Keystone Magazine - Page 64

Interview Q: What is experiential learning? Can you elaborate on how Keystone will implement experiential learning into its curriculum? A: Oxfam says that experiential education is about being aware, being moved and being involved. We want our students to experience these three values from their education at Keystone. So while experiential learning is already built into the IPC and IB, we are also building experiential learning elements into every single grade level and domain of the school. And we are doing it in our own, unique way. In particular, we are linking this method of learning to our Chinese Thread1. Our teachers, both international and local, are trained to implement experiential learning and encourage students to lead inquiry themselves.
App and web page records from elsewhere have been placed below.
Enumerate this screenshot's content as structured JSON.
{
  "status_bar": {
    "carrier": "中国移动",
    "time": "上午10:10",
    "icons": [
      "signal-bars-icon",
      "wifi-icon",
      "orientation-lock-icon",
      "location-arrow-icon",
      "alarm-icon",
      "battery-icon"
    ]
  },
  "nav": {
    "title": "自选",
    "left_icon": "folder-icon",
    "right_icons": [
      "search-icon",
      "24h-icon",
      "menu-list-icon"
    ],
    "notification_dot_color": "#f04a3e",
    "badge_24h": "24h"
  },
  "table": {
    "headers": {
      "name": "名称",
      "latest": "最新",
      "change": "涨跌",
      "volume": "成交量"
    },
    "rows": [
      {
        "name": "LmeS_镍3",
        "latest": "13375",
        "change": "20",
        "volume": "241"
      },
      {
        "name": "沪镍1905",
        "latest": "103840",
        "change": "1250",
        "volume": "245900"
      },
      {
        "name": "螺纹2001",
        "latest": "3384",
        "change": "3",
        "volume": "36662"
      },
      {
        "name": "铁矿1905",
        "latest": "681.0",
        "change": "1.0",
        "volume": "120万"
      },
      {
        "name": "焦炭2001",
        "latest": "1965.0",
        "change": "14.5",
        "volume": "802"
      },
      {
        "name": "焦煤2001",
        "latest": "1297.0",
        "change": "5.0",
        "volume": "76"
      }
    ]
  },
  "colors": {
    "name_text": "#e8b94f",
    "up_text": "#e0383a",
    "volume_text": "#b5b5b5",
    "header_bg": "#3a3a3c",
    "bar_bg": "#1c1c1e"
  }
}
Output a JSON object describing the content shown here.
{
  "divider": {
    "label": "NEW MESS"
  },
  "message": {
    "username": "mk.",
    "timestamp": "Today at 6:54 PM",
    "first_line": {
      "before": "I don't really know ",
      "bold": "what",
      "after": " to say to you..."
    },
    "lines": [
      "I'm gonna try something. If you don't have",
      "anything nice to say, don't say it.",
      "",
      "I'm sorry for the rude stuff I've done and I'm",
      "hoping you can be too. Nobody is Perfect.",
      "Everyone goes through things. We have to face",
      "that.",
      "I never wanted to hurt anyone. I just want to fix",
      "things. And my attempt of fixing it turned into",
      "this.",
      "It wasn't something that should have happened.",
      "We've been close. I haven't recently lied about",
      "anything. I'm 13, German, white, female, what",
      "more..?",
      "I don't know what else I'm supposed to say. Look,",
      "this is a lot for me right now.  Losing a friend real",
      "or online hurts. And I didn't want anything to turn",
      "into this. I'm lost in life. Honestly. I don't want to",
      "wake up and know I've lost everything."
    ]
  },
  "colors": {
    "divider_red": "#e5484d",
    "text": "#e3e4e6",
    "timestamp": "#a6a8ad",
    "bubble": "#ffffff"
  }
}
Students will learn how to get involved by forming opinions and thinking critically about issues, whatever they may be. It’s important for students to understand how to learn, critically evaluate between dialogue and discussion, and form their own judgments. And they will eventually do all of this independently. Higher-level thinking will start from foundation year onwards through high school. School should be a place for experimentation and play, not just pressure and stress of learning. Students should wake up excited to go to school in the morning. So how do you develop a school that does that for students? One that makes them want to show up in the morning? For instance, when I went swimming one time in Beijing, I saw three toddlers from France. They were splashing in the pool. They were all decked out, wearing yellow floaters, and pink and blue swim trunks. They had a kick board, water pistols, funny hats, and basically every kind of floating device that you could imagine. They were jumping in the pool and having the time of their lives. Were they learning how to swim? Not yet. But they were learning to love being in the water. And they were supported in the water in all different ways, with lots of different toys to keep them afloat! This is what we want to accomplish with Keystone’s education; we want to encourage our students to love doing what they are doing, and provide many different kinds of support, so that when they are ready to actually learn a skill and acquire the rigorous knowledge of a domain they will want to jump in feet first. In every single grade level and domain, we will look at how we can provide these supports. The reality of the world we live in is that it is so fluid – it transforms itself from one day to the next. The result is that we educators face a new challenge in envisioning our students’ future careers, in fields that possibly do not yet exist. That’s why we need to provide a curriculum that prepares students with skills that enable them to learn with flexibility and adaptability. Our aim is to develop in them the necessary foundational supports that will encourage both creative and self-directed learning, so that they can fully participate in constructing their own distinctive futures. 1: The Chinese Thread represents Keystone’s curricular focus on the literature, history, culture and identity of China and its contribution to the world. It will inspire in Keystone students a love for learning, respect for their own tradition and cultural differences and a passion for high-level scholarship. Sally Booth at Keystone campus in the early stages of construction 62 The Keystone Magazine